Right now, I’m writing the second (OK, it would be actually the third, but let’s not get into that) Corsair story, and first and foremost it feels like learning a new language.
A lot of the Corsair has to do with ships, after all, and this means getting acquainted with a whole new set of words.
Aft, poop or stern?
Starboard and port, which is which?
Is there really a difference between a gangway and a companionway?
Motorboats, runabouts, launches…
Then I am also taking notes about underwater operations – and I am pestering my friend Lucy, that is a scuba diver and therefore can supply quick-and-dirty information.
And then I’m trying to pay attention to the way Leo Martin, my main character, talks – because he is, or used to be, an artist, and therefore he is supposed to be very precise about colors, shapes, and that sort of things. And English being my second language, I tend to play fast and loose with exotic hues and other artistic technicalities.
But Leo is also well informed about the criminal underworld – and this means reading about crime, and in particular some of my favorite subjects ever: con games, scams, swindles, with a side serving of art crimes and smuggling.
And then there’s all the history and the geography – and with Google Earth one can get pretty close and personal with places one will never visit anyway.
But can’t you just make up the stuff?
… somebody asked me recently.
Yes I could – and indeed I do it, quite often.
But that’s exactly the reason why I need accurate detail – to mask the bits I made up, giving them extra plausibility.
It’s really a con game – or a magic trick, if you prefer.
I’ll distract the reader with a very solid – apparently – billiard ball in my right hand while I “load” two more balls with my left, and nobody will notice. Hopefully.
As a result, I do a lot of reading – and of pestering of knowledgeable friends – and I am acquiring all sorts of notions and information.
And in the end I find myself knowing -at least theoretically – a lot of stuff about a lot of very different subjects.
truly, years spent writing fiction and game scenarios have left me with a huge, messy, old-gran’s-attic-style collection of bits of spurious information.

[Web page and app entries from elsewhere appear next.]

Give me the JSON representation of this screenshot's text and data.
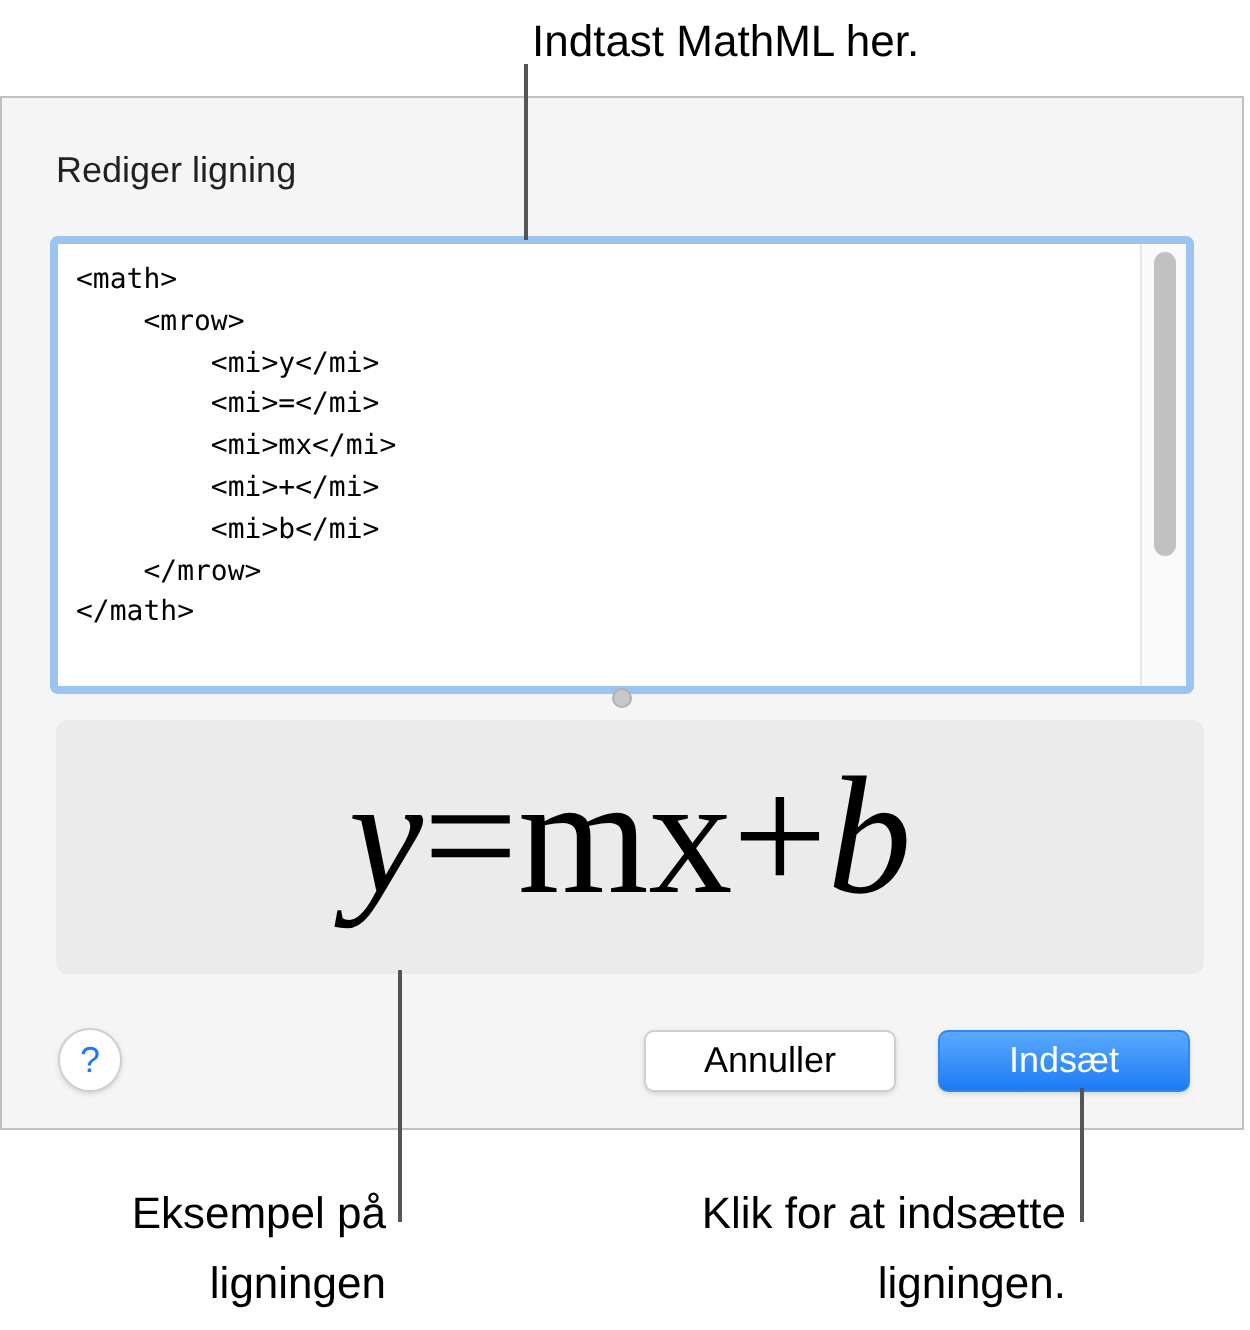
{
  "callout_top": "Indtast MathML her.",
  "dialog": {
    "title": "Rediger ligning",
    "code": "<math>\n    <mrow>\n        <mi>y</mi>\n        <mi>=</mi>\n        <mi>mx</mi>\n        <mi>+</mi>\n        <mi>b</mi>\n    </mrow>\n</math>",
    "preview": "*y*=mx+*b*",
    "help": "?",
    "buttons": [
      {
        "label": "Annuller",
        "kind": "secondary"
      },
      {
        "label": "Indsæt",
        "kind": "primary"
      }
    ]
  },
  "callouts_bottom": [
    {
      "text": "Eksempel på ligningen"
    },
    {
      "text": "Klik for at indsætte ligningen."
    }
  ]
}
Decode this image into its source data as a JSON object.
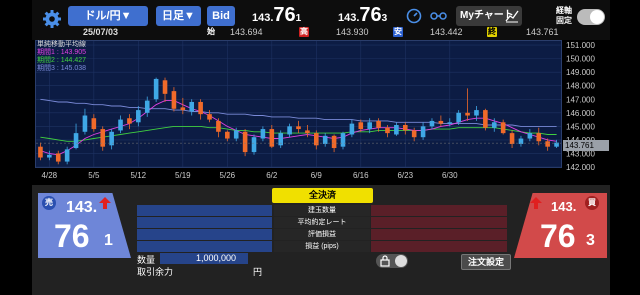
{
  "toolbar": {
    "currency_pair": "ドル/円▼",
    "timeframe": "日足▼",
    "bid_label": "Bid",
    "bid_price": {
      "small": "143.",
      "big": "76",
      "tail": "1"
    },
    "ask_price": {
      "small": "143.",
      "big": "76",
      "tail": "3"
    },
    "my_chart_label": "Myチャート",
    "toggle_label_line1": "経軸",
    "toggle_label_line2": "固定"
  },
  "info": {
    "date": "25/07/03",
    "open_label": "始",
    "open": "143.694",
    "high_label": "高",
    "high": "143.930",
    "low_label": "安",
    "low": "143.442",
    "close_label": "終",
    "close": "143.761"
  },
  "chart_legend": {
    "title": "単純移動平均線",
    "period1": "期間1 : 143.905",
    "period2": "期間2 : 144.427",
    "period3": "期間3 : 145.038"
  },
  "chart_data": {
    "type": "candlestick",
    "x_ticks": [
      "4/28",
      "5/5",
      "5/12",
      "5/19",
      "5/26",
      "6/2",
      "6/9",
      "6/16",
      "6/23",
      "6/30"
    ],
    "y_ticks": [
      "151.000",
      "150.000",
      "149.000",
      "148.000",
      "147.000",
      "146.000",
      "145.000",
      "144.000",
      "143.000",
      "142.000"
    ],
    "ylim": [
      142,
      151.3
    ],
    "current_price": "143.761",
    "candles": [
      [
        143.5,
        142.7,
        143.8,
        142.5
      ],
      [
        142.7,
        142.9,
        143.2,
        142.5
      ],
      [
        143.0,
        142.4,
        143.2,
        142.2
      ],
      [
        142.4,
        143.3,
        143.5,
        142.2
      ],
      [
        143.4,
        144.5,
        145.2,
        143.3
      ],
      [
        144.6,
        145.8,
        146.3,
        144.4
      ],
      [
        145.6,
        144.8,
        145.9,
        144.6
      ],
      [
        144.8,
        143.5,
        145.0,
        143.2
      ],
      [
        143.6,
        144.6,
        144.8,
        143.3
      ],
      [
        144.7,
        145.5,
        145.8,
        144.5
      ],
      [
        145.6,
        145.2,
        145.9,
        144.8
      ],
      [
        145.3,
        146.2,
        146.5,
        145.0
      ],
      [
        146.0,
        146.9,
        147.2,
        145.7
      ],
      [
        147.0,
        148.5,
        148.6,
        146.8
      ],
      [
        148.4,
        147.4,
        148.6,
        146.8
      ],
      [
        147.6,
        146.3,
        147.9,
        146.1
      ],
      [
        146.4,
        146.2,
        147.1,
        145.9
      ],
      [
        146.1,
        146.8,
        147.0,
        145.8
      ],
      [
        146.8,
        145.9,
        147.0,
        145.5
      ],
      [
        145.9,
        145.5,
        146.2,
        145.3
      ],
      [
        145.4,
        144.6,
        145.6,
        144.2
      ],
      [
        144.6,
        144.1,
        144.7,
        143.9
      ],
      [
        144.1,
        144.7,
        144.9,
        143.9
      ],
      [
        144.6,
        143.1,
        144.8,
        142.8
      ],
      [
        143.1,
        144.2,
        144.4,
        142.9
      ],
      [
        144.1,
        144.8,
        145.0,
        143.9
      ],
      [
        144.8,
        143.5,
        145.1,
        143.4
      ],
      [
        143.6,
        144.5,
        144.7,
        143.4
      ],
      [
        144.4,
        145.0,
        145.2,
        144.2
      ],
      [
        145.0,
        144.8,
        145.4,
        144.5
      ],
      [
        144.7,
        144.5,
        145.1,
        144.2
      ],
      [
        144.5,
        143.6,
        144.7,
        143.3
      ],
      [
        143.7,
        144.3,
        144.5,
        143.5
      ],
      [
        144.3,
        143.4,
        144.4,
        143.1
      ],
      [
        143.5,
        144.5,
        144.6,
        143.3
      ],
      [
        144.4,
        145.2,
        145.5,
        144.2
      ],
      [
        145.3,
        144.8,
        145.5,
        144.6
      ],
      [
        144.8,
        145.3,
        145.6,
        144.5
      ],
      [
        145.4,
        144.9,
        145.6,
        144.6
      ],
      [
        144.9,
        144.5,
        145.1,
        144.2
      ],
      [
        144.4,
        145.1,
        145.3,
        144.3
      ],
      [
        145.1,
        144.7,
        145.3,
        144.4
      ],
      [
        144.7,
        144.2,
        144.9,
        143.9
      ],
      [
        144.2,
        145.0,
        145.3,
        144.0
      ],
      [
        145.0,
        145.4,
        145.6,
        144.8
      ],
      [
        145.4,
        145.2,
        145.8,
        145.0
      ],
      [
        145.2,
        145.3,
        145.6,
        145.0
      ],
      [
        145.3,
        146.0,
        146.2,
        145.1
      ],
      [
        146.0,
        145.8,
        147.8,
        145.4
      ],
      [
        145.8,
        146.2,
        146.5,
        145.4
      ],
      [
        146.2,
        144.9,
        146.3,
        144.7
      ],
      [
        144.9,
        145.3,
        145.6,
        144.6
      ],
      [
        145.3,
        144.5,
        145.5,
        144.4
      ],
      [
        144.5,
        143.7,
        144.7,
        143.4
      ],
      [
        143.7,
        144.1,
        144.3,
        143.5
      ],
      [
        144.1,
        144.5,
        144.8,
        143.9
      ],
      [
        144.5,
        143.9,
        144.9,
        143.6
      ],
      [
        143.9,
        143.5,
        144.1,
        143.2
      ],
      [
        143.5,
        143.8,
        144.0,
        143.4
      ]
    ],
    "ma1": [
      143.2,
      143.0,
      142.9,
      143.2,
      143.6,
      144.1,
      144.4,
      144.6,
      144.8,
      145.0,
      145.2,
      145.6,
      146.1,
      146.6,
      146.9,
      146.9,
      146.6,
      146.3,
      146.1,
      145.8,
      145.4,
      145.0,
      144.7,
      144.4,
      144.3,
      144.2,
      144.1,
      144.1,
      144.2,
      144.3,
      144.4,
      144.3,
      144.2,
      144.1,
      144.2,
      144.5,
      144.7,
      144.8,
      144.9,
      144.9,
      144.9,
      144.8,
      144.7,
      144.7,
      144.8,
      145.0,
      145.1,
      145.3,
      145.5,
      145.6,
      145.6,
      145.4,
      145.2,
      144.9,
      144.6,
      144.4,
      144.2,
      144.0,
      143.9
    ],
    "ma2": [
      144.2,
      144.1,
      144.0,
      143.9,
      143.9,
      144.0,
      144.1,
      144.2,
      144.3,
      144.4,
      144.5,
      144.6,
      144.7,
      144.8,
      144.9,
      145.0,
      145.0,
      145.0,
      145.0,
      144.9,
      144.9,
      144.8,
      144.7,
      144.7,
      144.6,
      144.6,
      144.5,
      144.5,
      144.5,
      144.5,
      144.5,
      144.5,
      144.5,
      144.5,
      144.5,
      144.6,
      144.6,
      144.6,
      144.7,
      144.7,
      144.7,
      144.7,
      144.7,
      144.7,
      144.8,
      144.8,
      144.8,
      144.9,
      144.9,
      144.9,
      144.9,
      144.9,
      144.8,
      144.7,
      144.6,
      144.5,
      144.5,
      144.4,
      144.4
    ],
    "ma3": [
      147.0,
      146.9,
      146.8,
      146.8,
      146.7,
      146.7,
      146.6,
      146.6,
      146.5,
      146.5,
      146.4,
      146.4,
      146.3,
      146.3,
      146.3,
      146.2,
      146.2,
      146.1,
      146.1,
      146.0,
      146.0,
      145.9,
      145.9,
      145.9,
      145.8,
      145.8,
      145.7,
      145.7,
      145.7,
      145.6,
      145.6,
      145.6,
      145.5,
      145.5,
      145.5,
      145.5,
      145.4,
      145.4,
      145.4,
      145.4,
      145.3,
      145.3,
      145.3,
      145.3,
      145.3,
      145.2,
      145.2,
      145.2,
      145.2,
      145.2,
      145.1,
      145.1,
      145.1,
      145.1,
      145.0,
      145.0,
      145.0,
      145.0,
      145.0
    ],
    "colors": {
      "up": "#3fa8e6",
      "down": "#f06a2a",
      "ma1": "#e040e0",
      "ma2": "#40d040",
      "ma3": "#7a8ad8"
    }
  },
  "trade": {
    "sell_badge": "売",
    "buy_badge": "買",
    "sell_small": "143.",
    "sell_big": "76",
    "sell_tail": "1",
    "buy_small": "143.",
    "buy_big": "76",
    "buy_tail": "3",
    "close_all": "全決済",
    "rows": [
      "建玉数量",
      "平均約定レート",
      "評価損益",
      "損益 (pips)"
    ],
    "quantity_label": "数量",
    "quantity_value": "1,000,000",
    "margin_label": "取引余力",
    "margin_unit": "円",
    "order_settings": "注文設定"
  }
}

And I’m not the only one.
Which leads to one of those weird things that happen, usually in restaurants or other crowded public places, when I meet with other writers – we start discussing subjects that grant us a lot of strange looks from nearby tables, and by waiters.

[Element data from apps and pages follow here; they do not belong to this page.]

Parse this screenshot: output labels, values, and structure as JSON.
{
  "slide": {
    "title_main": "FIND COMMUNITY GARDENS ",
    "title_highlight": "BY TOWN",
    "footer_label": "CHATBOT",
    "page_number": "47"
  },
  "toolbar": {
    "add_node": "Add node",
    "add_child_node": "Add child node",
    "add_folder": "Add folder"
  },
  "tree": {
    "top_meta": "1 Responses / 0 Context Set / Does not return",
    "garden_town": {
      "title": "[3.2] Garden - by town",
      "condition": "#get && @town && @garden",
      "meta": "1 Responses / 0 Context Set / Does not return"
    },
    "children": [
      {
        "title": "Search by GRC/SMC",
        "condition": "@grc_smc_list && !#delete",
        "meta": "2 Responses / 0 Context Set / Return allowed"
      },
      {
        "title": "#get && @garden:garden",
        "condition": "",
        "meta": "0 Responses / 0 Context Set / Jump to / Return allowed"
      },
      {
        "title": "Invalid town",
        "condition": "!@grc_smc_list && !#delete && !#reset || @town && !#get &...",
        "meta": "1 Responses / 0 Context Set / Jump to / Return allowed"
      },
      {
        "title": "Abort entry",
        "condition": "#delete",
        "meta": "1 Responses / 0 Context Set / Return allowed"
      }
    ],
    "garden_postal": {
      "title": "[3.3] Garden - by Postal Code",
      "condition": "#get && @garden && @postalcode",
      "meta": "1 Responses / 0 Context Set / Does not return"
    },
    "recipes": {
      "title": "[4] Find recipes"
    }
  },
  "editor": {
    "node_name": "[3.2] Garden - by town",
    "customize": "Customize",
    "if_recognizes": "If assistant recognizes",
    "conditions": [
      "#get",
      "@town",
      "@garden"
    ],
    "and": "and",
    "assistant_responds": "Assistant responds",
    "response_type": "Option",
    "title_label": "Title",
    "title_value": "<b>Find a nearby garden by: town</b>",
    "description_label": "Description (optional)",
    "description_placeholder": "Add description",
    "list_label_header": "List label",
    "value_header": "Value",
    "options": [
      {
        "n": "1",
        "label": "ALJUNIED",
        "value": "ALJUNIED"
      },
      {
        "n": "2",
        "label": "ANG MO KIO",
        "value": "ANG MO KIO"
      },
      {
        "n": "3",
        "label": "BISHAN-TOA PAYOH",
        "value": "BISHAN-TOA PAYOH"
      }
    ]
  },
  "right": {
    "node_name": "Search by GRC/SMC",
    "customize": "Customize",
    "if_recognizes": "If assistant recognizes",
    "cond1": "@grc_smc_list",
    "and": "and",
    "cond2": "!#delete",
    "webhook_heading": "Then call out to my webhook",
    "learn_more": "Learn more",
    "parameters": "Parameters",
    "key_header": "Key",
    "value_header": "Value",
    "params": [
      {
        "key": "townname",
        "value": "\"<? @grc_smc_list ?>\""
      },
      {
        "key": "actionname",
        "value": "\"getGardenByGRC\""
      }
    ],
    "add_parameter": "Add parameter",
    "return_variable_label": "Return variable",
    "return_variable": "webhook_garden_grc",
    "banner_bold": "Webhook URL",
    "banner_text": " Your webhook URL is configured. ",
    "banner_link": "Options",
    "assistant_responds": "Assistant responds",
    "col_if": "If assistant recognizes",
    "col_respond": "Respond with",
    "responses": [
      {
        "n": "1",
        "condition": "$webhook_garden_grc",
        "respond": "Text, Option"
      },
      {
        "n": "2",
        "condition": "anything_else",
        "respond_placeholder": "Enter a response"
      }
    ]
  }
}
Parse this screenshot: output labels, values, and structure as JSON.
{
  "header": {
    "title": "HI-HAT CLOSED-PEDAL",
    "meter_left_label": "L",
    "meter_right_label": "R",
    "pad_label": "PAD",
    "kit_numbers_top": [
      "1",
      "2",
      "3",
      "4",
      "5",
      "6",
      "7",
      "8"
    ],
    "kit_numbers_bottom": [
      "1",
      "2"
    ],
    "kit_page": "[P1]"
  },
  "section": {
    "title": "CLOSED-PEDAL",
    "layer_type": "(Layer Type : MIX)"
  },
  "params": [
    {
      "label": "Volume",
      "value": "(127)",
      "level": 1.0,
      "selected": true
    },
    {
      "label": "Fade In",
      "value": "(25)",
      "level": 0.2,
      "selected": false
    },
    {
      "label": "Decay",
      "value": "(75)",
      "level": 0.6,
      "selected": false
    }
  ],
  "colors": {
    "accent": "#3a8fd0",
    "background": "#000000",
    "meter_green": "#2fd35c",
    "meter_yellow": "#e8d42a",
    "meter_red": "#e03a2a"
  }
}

Stuff like removing blood stains from jackets, the best way to prepare a bomb with household items, and the always popular “you know you can kill a man with a Biro pen?”
And yes, we actually enjoy the attention enormously.